Image credit: source

You have to deep dive investment if you are going to do at all well. Handing your investment decisions to others or skimming the surface of the investing dynamic you are committing your capital to is a well-beaten path to underperformance.

I am deep diving DeFi (decentralized finance) because it is the next big thing. Period.

Having been singing the praises of bitcoin this year from the pit of around $5,000 until today’s $18,000-plus, I am a happy hodler. Meanwhile DeFi is blowing my mind.

So today on my rounds I noticed that Ethereum transaction fees are on the rise, breaking out of their downward channel and heading up. I noticed because a DeFi transaction made me wince at the cost.

Rather than crying over a buck or ten, it led me to the obvious conclusion that ether is about to blow up again, because rising transaction costs is the same as rising transaction activity and thereby rising interest.

Why wouldn’t ether be on the edge of a big bull move? If bitcoin is going to its all-time high with a strong possibility of sailing right through it, why wouldn’t ether follow and head for the no-brainer $1,000.

I could still buy a big slug of ether because I’m still heavily in cash awaiting the catalyst that could crash U.S. stocks. The Federal Reserve is not an ironclad guarantee of the current stock bubble and a crash may still happen even with vaccines in the pipeline. However, diversification remains the golden rule and I’m loathed to actively break that law with my crypto even when price action is kind of breaking the rule anyway by sling-shotting my current positions moonward.

So rather than invest irresponsibly I decided instead to invest in more ether recklessly. What is more, I decided to go full DeFi in the process.

I have a bunch of long-term token positions like uniswap, kyber, compound and the like. So I lodged them with Compound and Aave, crypto saving and borrowing platforms. I borrowed 50% of their value in USDc coins, a stablecoin worth a dollar each, and then used that to buy ether.

I am now a margin trading crypto degenerate. I wanted to do this, to skill up on these platforms and go through the tortuous process of all the Ethereum wallet clicking and spending that goes into setting up this sort of trade. It really takes a lot of focus and attention to get it right.

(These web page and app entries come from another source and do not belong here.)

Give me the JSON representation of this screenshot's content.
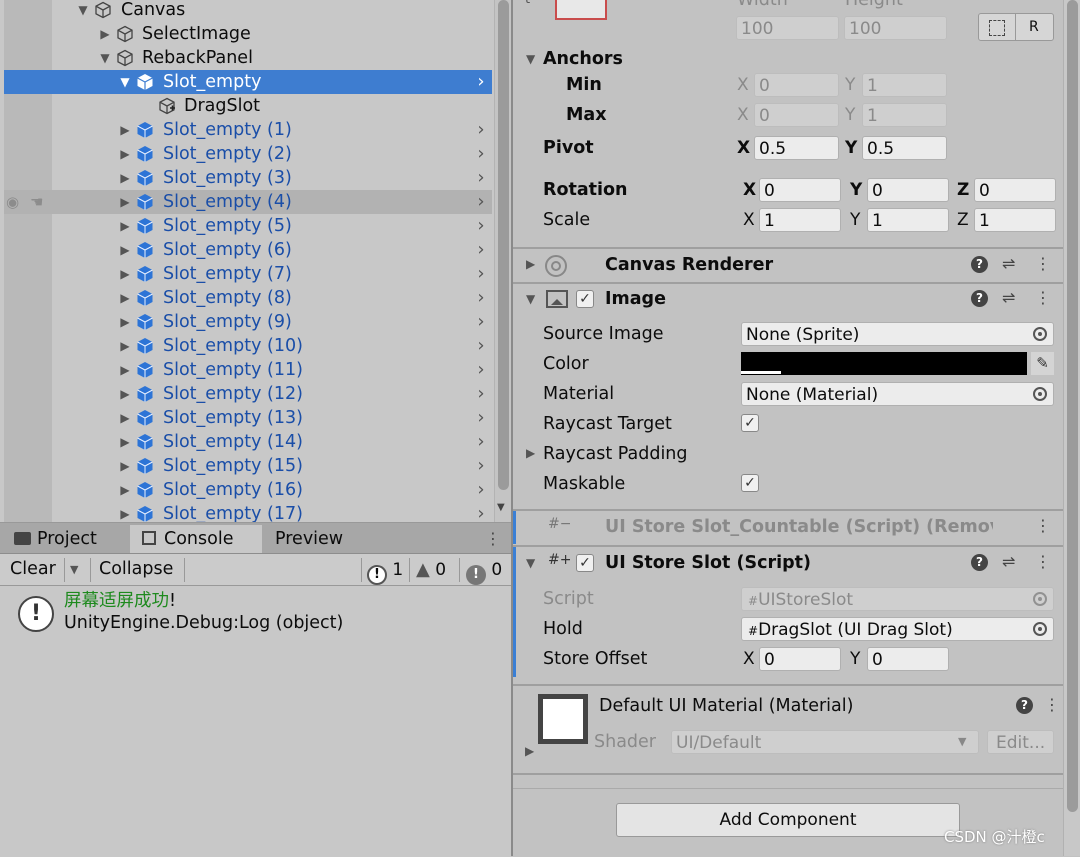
{
  "hierarchy": {
    "rows": [
      {
        "label": "Canvas",
        "expanded": true,
        "style": "normal"
      },
      {
        "label": "SelectImage",
        "expanded": false,
        "style": "normal"
      },
      {
        "label": "RebackPanel",
        "expanded": true,
        "style": "normal"
      },
      {
        "label": "Slot_empty",
        "expanded": true,
        "style": "selected"
      },
      {
        "label": "DragSlot",
        "expanded": null,
        "style": "normal"
      },
      {
        "label": "Slot_empty (1)",
        "style": "prefab"
      },
      {
        "label": "Slot_empty (2)",
        "style": "prefab"
      },
      {
        "label": "Slot_empty (3)",
        "style": "prefab"
      },
      {
        "label": "Slot_empty (4)",
        "style": "prefab-hover"
      },
      {
        "label": "Slot_empty (5)",
        "style": "prefab"
      },
      {
        "label": "Slot_empty (6)",
        "style": "prefab"
      },
      {
        "label": "Slot_empty (7)",
        "style": "prefab"
      },
      {
        "label": "Slot_empty (8)",
        "style": "prefab"
      },
      {
        "label": "Slot_empty (9)",
        "style": "prefab"
      },
      {
        "label": "Slot_empty (10)",
        "style": "prefab"
      },
      {
        "label": "Slot_empty (11)",
        "style": "prefab"
      },
      {
        "label": "Slot_empty (12)",
        "style": "prefab"
      },
      {
        "label": "Slot_empty (13)",
        "style": "prefab"
      },
      {
        "label": "Slot_empty (14)",
        "style": "prefab"
      },
      {
        "label": "Slot_empty (15)",
        "style": "prefab"
      },
      {
        "label": "Slot_empty (16)",
        "style": "prefab"
      },
      {
        "label": "Slot_empty (17)",
        "style": "prefab"
      }
    ]
  },
  "console": {
    "tabs": [
      "Project",
      "Console",
      "Preview"
    ],
    "toolbar": {
      "clear": "Clear",
      "collapse": "Collapse"
    },
    "counts": {
      "info": "1",
      "warning": "0",
      "error": "0"
    },
    "entry": {
      "line1": "屏幕适屏成功",
      "line1_suffix": "!",
      "line2": "UnityEngine.Debug:Log (object)"
    }
  },
  "inspector": {
    "rect": {
      "width_label": "Width",
      "height_label": "Height",
      "width": "100",
      "height": "100",
      "r_button": "R",
      "anchors_label": "Anchors",
      "min_label": "Min",
      "max_label": "Max",
      "min_x": "0",
      "min_y": "1",
      "max_x": "0",
      "max_y": "1",
      "pivot_label": "Pivot",
      "pivot_x": "0.5",
      "pivot_y": "0.5",
      "rotation_label": "Rotation",
      "rot_x": "0",
      "rot_y": "0",
      "rot_z": "0",
      "scale_label": "Scale",
      "scale_x": "1",
      "scale_y": "1",
      "scale_z": "1",
      "axis_x": "X",
      "axis_y": "Y",
      "axis_z": "Z"
    },
    "canvas_renderer": {
      "title": "Canvas Renderer"
    },
    "image": {
      "title": "Image",
      "source_image_label": "Source Image",
      "source_image": "None (Sprite)",
      "color_label": "Color",
      "color_value": "#000000",
      "material_label": "Material",
      "material": "None (Material)",
      "raycast_target_label": "Raycast Target",
      "raycast_padding_label": "Raycast Padding",
      "maskable_label": "Maskable"
    },
    "removed_script": {
      "title": "UI Store Slot_Countable (Script) (Removed"
    },
    "store_slot": {
      "title": "UI Store Slot (Script)",
      "script_label": "Script",
      "script": "UIStoreSlot",
      "hold_label": "Hold",
      "hold": "DragSlot (UI Drag Slot)",
      "offset_label": "Store Offset",
      "offset_x": "0",
      "offset_y": "0"
    },
    "material_preview": {
      "title": "Default UI Material (Material)",
      "shader_label": "Shader",
      "shader": "UI/Default",
      "edit": "Edit..."
    },
    "add_component": "Add Component"
  },
  "watermark": "CSDN @汁橙c",
  "colors": {
    "selection": "#3e7dd0",
    "prefab_text": "#1a4ea8",
    "log_green": "#1e8a1e"
  }
}
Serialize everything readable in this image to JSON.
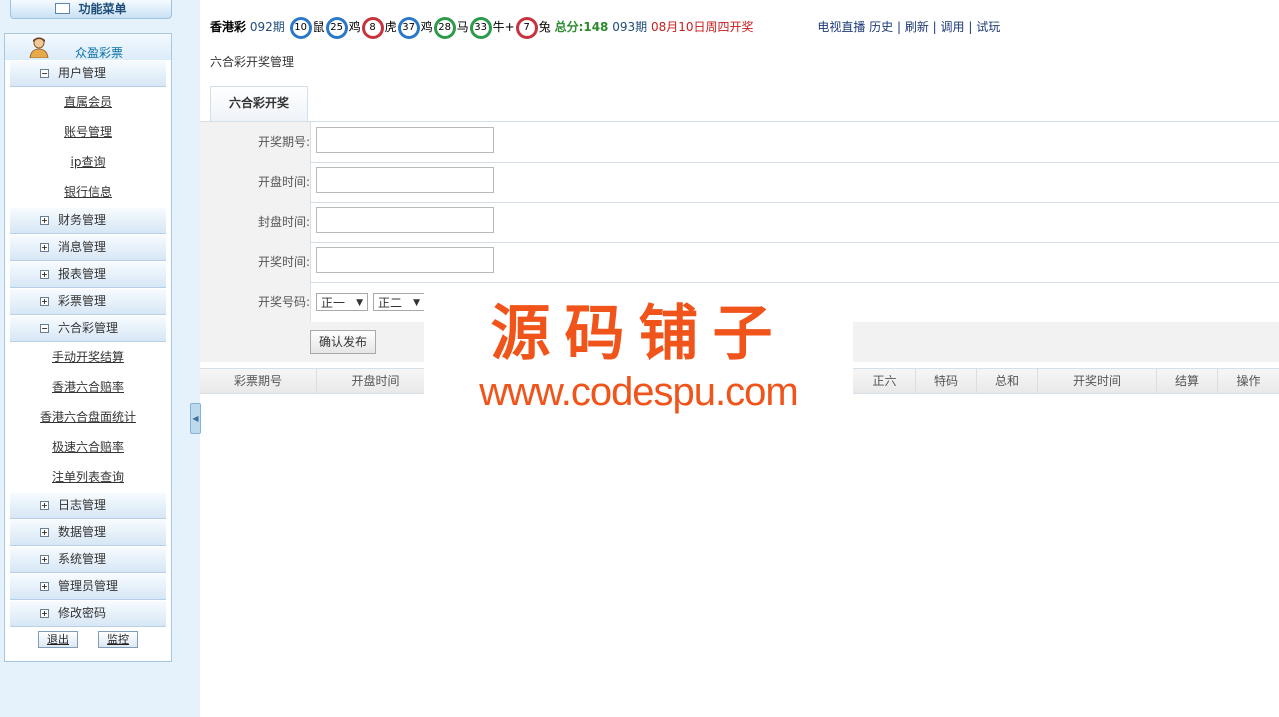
{
  "sidebar": {
    "title": "功能菜单",
    "user": "众盈彩票",
    "groups": [
      {
        "label": "用户管理",
        "toggle": "−"
      },
      {
        "label": "财务管理",
        "toggle": "+"
      },
      {
        "label": "消息管理",
        "toggle": "+"
      },
      {
        "label": "报表管理",
        "toggle": "+"
      },
      {
        "label": "彩票管理",
        "toggle": "+"
      },
      {
        "label": "六合彩管理",
        "toggle": "−"
      },
      {
        "label": "日志管理",
        "toggle": "+"
      },
      {
        "label": "数据管理",
        "toggle": "+"
      },
      {
        "label": "系统管理",
        "toggle": "+"
      },
      {
        "label": "管理员管理",
        "toggle": "+"
      },
      {
        "label": "修改密码",
        "toggle": "+"
      }
    ],
    "user_items": [
      "直属会员",
      "账号管理",
      "ip查询",
      "银行信息"
    ],
    "lhc_items": [
      "手动开奖结算",
      "香港六合赔率",
      "香港六合盘面统计",
      "极速六合赔率",
      "注单列表查询"
    ],
    "logout_label": "退出",
    "monitor_label": "监控"
  },
  "topbar": {
    "lottery": "香港彩",
    "period": "092期",
    "balls": [
      {
        "num": "10",
        "zodiac": "鼠",
        "color": "#2a79c8"
      },
      {
        "num": "25",
        "zodiac": "鸡",
        "color": "#2a79c8"
      },
      {
        "num": "8",
        "zodiac": "虎",
        "color": "#c8323c"
      },
      {
        "num": "37",
        "zodiac": "鸡",
        "color": "#2a79c8"
      },
      {
        "num": "28",
        "zodiac": "马",
        "color": "#2b9a4a"
      },
      {
        "num": "33",
        "zodiac": "牛+",
        "color": "#2b9a4a"
      },
      {
        "num": "7",
        "zodiac": "兔",
        "color": "#c8323c"
      }
    ],
    "total": "总分:148",
    "next_period": "093期",
    "next_date": "08月10日周四开奖",
    "links": "电视直播  历史 | 刷新 | 调用 | 试玩"
  },
  "breadcrumb": "六合彩开奖管理",
  "tab_label": "六合彩开奖",
  "form": {
    "period_label": "开奖期号:",
    "open_label": "开盘时间:",
    "close_label": "封盘时间:",
    "draw_label": "开奖时间:",
    "number_label": "开奖号码:",
    "select1": "正一",
    "select2": "正二",
    "submit_label": "确认发布"
  },
  "table_headers": {
    "period": "彩票期号",
    "open_time": "开盘时间",
    "z6": "正六",
    "special": "特码",
    "sum": "总和",
    "draw_time": "开奖时间",
    "settle": "结算",
    "action": "操作"
  },
  "watermark": {
    "cn": "源码铺子",
    "en": "www.codespu.com"
  }
}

So the upshot is I’ve borrowed a chunk of stablecoin at about 7% a year interest at a cover of about 200% and used it to buy ether on the basis that it is going to the moon.

So what have I learned?

You have to move in lumps of at least around $10,000 or the costs are prohibitive. The work flow is important because you can easily end up sending crypto on various unnecessary and expensive trips, especially if you don’t plan the campaign out properly, with each leg coming at a cost. As such, you need to know what the platforms expect you to borrow, which is different for each, so once again experience has a real value, because getting it wrong costs transaction fees.

I feel I’ve learned that you don’t want to be too leveraged because if prices dump—and boy can they do that in crypto—the auto-liquidation bots that monitor positions without enough collateral will swoop and give you a 10% haircut and that wouldn’t be nice at all. You can, of course, use your purchased ether as collateral and that all gets recursive.

The key takeaway is that this is risky stuff. There is so much to go wrong and while it all seems both surreal and gamified it is also real money in play and quite a lot of it.

To play this game with six-figure or seven-figure sums, and people do, you really need to have nerves of platinum or perhaps no nerve endings at all, but to play it with low thousands is going to be expensive. Going five figures seems brave and it most likely is.

So the idea is, ether will rise to say $750 a coin. I will sell it for USDc and repay the USDc loan I took out and pocket the profit, perhaps leaving it in ether for the ride to $1,000. If it goes south, I’ll simply repay the loan, keep the collateral tokens and go back to being a sensible boring unleveraged crypto hodler. In any event I will have tasted another part of the DeFi phenomena, where I borrow a five-figure amount, with no form filling, no human in a call center somewhere in Asia to be honored with my business and please hold the line, no KYC (know your customer), no AML (Anti-money laundering), no 3%-5% currency conversion rip-off, no wait for hours or days, no arbitrary T&C to scroll through. This was a pure, click the wrong button and mess up a lot of money, libertarian, don’t stand on me, anarcho-capitalism finance, not in some visionary futuristic talk fantasy, but right on my PC, right now. That is exhilarating.

To experience that rush was why I levered up some crypto, like the time I walked into a cowboy saloon, wobbled up to the bar and ordered whiskey in a shot glass to down it in one gulp to JFDI (just flipping do it), because until you do, you will never actually viscerally understand what this dawning new reality really is.

And what it is, is amazing.


Clem Chambers is the CEO of private investors website and author of 101 Ways to Pick Stock Market Winners and Trading Cryptocurrencies: A Beginner’s Guide.

Chambers won Journalist of the Year in the Business Market Commentary category in the State Street U.K. Institutional Press Awards in 2018.

(Excerpt) Read more Here | 2020-11-18 19:53:02


Please enter your comment!
Please enter your name here

This site uses Akismet to reduce spam. Learn how your comment data is processed.